### Task to carry out
Write down exactly the lines of the listing below, beginning with the one containing "Convert this screenshot" and closing with the final line.
====== Data records ======
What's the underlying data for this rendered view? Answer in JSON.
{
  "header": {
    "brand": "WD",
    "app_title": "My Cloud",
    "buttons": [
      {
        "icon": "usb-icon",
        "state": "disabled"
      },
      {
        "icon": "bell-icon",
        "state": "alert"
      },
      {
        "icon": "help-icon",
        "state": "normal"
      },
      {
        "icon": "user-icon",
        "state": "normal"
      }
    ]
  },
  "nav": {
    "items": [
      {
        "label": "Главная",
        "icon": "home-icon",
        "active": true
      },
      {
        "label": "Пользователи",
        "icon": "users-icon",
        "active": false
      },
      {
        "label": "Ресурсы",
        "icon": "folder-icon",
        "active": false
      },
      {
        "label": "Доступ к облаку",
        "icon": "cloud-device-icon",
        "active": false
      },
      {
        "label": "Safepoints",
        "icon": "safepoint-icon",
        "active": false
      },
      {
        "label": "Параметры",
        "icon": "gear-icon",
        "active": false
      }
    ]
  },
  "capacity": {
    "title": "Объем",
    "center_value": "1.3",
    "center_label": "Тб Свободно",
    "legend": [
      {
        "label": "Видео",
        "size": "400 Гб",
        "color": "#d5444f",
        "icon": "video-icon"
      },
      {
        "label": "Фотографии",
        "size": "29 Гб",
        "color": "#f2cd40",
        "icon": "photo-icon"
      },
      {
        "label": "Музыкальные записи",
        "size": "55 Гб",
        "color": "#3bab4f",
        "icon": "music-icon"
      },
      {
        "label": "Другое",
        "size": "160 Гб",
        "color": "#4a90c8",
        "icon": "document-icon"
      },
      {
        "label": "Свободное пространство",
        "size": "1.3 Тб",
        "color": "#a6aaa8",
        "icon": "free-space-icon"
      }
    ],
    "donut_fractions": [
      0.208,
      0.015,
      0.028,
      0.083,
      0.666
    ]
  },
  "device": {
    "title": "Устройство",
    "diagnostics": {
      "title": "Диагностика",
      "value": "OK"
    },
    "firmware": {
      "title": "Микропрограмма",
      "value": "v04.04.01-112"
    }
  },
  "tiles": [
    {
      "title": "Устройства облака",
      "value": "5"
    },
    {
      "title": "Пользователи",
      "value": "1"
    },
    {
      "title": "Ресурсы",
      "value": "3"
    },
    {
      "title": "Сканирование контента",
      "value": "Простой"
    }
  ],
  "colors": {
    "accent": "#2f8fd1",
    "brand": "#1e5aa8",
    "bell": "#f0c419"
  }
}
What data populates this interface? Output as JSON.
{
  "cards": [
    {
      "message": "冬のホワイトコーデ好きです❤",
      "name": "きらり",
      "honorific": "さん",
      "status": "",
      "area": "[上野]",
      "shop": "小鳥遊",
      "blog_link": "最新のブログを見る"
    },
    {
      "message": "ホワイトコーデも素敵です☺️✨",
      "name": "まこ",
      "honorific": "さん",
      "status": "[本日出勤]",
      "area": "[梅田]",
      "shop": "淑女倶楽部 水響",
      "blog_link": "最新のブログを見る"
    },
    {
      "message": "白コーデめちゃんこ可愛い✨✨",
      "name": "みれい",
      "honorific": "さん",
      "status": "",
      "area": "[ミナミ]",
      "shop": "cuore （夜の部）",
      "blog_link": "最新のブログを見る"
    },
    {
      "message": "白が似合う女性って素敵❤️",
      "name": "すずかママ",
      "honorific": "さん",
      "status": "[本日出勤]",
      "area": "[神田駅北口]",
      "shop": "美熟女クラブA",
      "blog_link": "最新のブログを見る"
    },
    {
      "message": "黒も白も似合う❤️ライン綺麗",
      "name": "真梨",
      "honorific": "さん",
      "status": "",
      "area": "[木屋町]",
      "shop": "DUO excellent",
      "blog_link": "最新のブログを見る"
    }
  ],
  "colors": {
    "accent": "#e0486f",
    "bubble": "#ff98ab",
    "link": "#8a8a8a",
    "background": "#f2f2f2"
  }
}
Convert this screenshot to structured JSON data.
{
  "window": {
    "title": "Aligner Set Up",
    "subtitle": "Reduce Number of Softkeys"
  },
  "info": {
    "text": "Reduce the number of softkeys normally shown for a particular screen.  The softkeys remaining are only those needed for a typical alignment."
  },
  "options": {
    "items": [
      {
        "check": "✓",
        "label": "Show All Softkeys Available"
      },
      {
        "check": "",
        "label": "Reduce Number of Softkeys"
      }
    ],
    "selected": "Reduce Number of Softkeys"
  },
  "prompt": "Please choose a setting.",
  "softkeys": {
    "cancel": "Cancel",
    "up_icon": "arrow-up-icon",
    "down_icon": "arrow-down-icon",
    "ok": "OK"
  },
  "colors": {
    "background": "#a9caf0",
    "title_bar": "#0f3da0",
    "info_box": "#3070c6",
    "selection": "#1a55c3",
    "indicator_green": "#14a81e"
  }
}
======
### Task result
Convert this screenshot to structured JSON data.
{
  "window": {
    "title": "Aligner Set Up",
    "subtitle": "Reduce Number of Softkeys"
  },
  "info": {
    "text": "Reduce the number of softkeys normally shown for a particular screen.  The softkeys remaining are only those needed for a typical alignment."
  },
  "options": {
    "items": [
      {
        "check": "✓",
        "label": "Show All Softkeys Available"
      },
      {
        "check": "",
        "label": "Reduce Number of Softkeys"
      }
    ],
    "selected": "Reduce Number of Softkeys"
  },
  "prompt": "Please choose a setting.",
  "softkeys": {
    "cancel": "Cancel",
    "up_icon": "arrow-up-icon",
    "down_icon": "arrow-down-icon",
    "ok": "OK"
  },
  "colors": {
    "background": "#a9caf0",
    "title_bar": "#0f3da0",
    "info_box": "#3070c6",
    "selection": "#1a55c3",
    "indicator_green": "#14a81e"
  }
}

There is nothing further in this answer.